In a genre that has a reputation for endlessly pursuing gore, using violence and bloodshed as shortcuts for real scares, Under the Shadow is a welcome surprise. Across the film’s scant 84 minutes there’s hardly a drop of blood shed, and nobody is dismembered, maimed, or separated from their innards. There’s just one death, and it’s an off-screen heart attack. Yet despite all that, Under the Shadow might just end up one of the best horror films of the year.
The debut feature of British director Babak Anvari, the film takes for its inspiration his own childhood in Tehran during the decade-long Iran-Iraq war. Shideh (Narges Rashidi) is a young mother, left to raise her daughter Dorsa (Avin Manshadi) alone in their apartment after her husband, a doctor, is conscripted for a mandatory month of military medical service. Neither her nor Dorsa are sleeping well, and when the young girl begins to talk about seeing and hearing Djinn — malevolent spirits — their quiet life begins to unravel.
In a lot of ways, Under the Shadow plays as a British-Iranian answer to Australia’s The Babadook — much like that film, Anvari’s debut centres on a taut parental relationship, finds horror in children’s nightmares, and continually raises the spectre of mental health, though it ultimately settles for a less ambiguous approach than Jennifer Kent’s creepy delight.
The ‘80s Tehran setting proves a rich one, and in focussing on the supernatural Anvari finds a new angle into the war. We’ve seen the bombings and the misogyny before in the likes of Persepolis (not to mention the Jane Fonda workout videos that firmly place it in the decade), but by combining the threats of Iraqi missiles with Middle Eastern mythology, Under the Shadow finds new space to explore questions of belief against the backdrop of religious extremism.
Those looking for introspective, avant garde fare along the lines of last year’s A Girl Walks Home Alone at Night might find themselves disappointed though. There are interesting ideas and stylistic choices at play here (most of all a bravura nightmare sequence playing with perspective) but for the most part Anvari is content to aim for a simpler goal: scaring the absolute hell out of the audience. And from the first jump cut to the final harrowing escape, he pulls it off spectacularly.

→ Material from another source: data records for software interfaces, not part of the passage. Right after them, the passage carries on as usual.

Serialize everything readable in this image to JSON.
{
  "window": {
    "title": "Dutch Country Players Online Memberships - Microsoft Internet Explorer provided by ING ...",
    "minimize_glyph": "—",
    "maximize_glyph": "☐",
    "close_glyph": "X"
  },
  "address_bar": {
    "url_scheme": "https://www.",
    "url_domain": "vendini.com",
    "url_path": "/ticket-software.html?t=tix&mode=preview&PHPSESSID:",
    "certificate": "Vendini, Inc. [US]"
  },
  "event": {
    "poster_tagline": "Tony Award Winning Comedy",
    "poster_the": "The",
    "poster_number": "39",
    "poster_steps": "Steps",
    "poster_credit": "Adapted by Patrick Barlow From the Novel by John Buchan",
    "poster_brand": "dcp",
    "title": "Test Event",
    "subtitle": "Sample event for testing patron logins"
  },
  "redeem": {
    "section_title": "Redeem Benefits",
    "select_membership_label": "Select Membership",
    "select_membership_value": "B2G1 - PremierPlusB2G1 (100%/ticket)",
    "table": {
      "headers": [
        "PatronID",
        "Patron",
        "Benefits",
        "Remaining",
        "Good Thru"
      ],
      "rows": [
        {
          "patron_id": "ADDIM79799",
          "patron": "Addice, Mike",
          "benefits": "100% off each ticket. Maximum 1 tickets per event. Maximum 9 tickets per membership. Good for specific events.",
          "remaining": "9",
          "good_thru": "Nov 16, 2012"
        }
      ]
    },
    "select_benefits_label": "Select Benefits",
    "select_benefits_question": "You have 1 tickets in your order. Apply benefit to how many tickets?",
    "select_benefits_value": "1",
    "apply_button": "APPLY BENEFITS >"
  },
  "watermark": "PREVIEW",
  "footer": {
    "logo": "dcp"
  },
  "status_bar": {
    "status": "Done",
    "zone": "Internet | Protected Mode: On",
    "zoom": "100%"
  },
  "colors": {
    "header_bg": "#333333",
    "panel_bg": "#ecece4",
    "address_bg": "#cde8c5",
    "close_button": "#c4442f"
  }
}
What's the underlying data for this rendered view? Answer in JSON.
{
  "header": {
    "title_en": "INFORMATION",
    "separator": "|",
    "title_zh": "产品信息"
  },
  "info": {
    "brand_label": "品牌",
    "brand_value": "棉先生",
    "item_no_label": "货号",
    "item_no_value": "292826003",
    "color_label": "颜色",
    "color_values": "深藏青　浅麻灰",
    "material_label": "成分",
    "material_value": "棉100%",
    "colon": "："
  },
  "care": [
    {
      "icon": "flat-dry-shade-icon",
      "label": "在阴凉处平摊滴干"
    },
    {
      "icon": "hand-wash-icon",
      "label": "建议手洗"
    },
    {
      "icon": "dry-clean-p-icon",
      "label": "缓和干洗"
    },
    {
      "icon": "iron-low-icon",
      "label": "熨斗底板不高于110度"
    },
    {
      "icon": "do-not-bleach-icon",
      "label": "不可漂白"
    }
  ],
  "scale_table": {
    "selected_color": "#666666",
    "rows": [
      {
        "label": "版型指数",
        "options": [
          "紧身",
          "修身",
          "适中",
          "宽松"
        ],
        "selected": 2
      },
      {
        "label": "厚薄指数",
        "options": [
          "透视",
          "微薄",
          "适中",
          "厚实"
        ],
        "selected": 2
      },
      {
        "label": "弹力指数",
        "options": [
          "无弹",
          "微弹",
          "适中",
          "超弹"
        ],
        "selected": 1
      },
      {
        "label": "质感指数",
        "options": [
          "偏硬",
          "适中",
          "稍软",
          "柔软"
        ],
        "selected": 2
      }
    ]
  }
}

Under the Shadow strips horror back to the basics, and proves you don’t need much to create total terror.
Words by Dominic Preston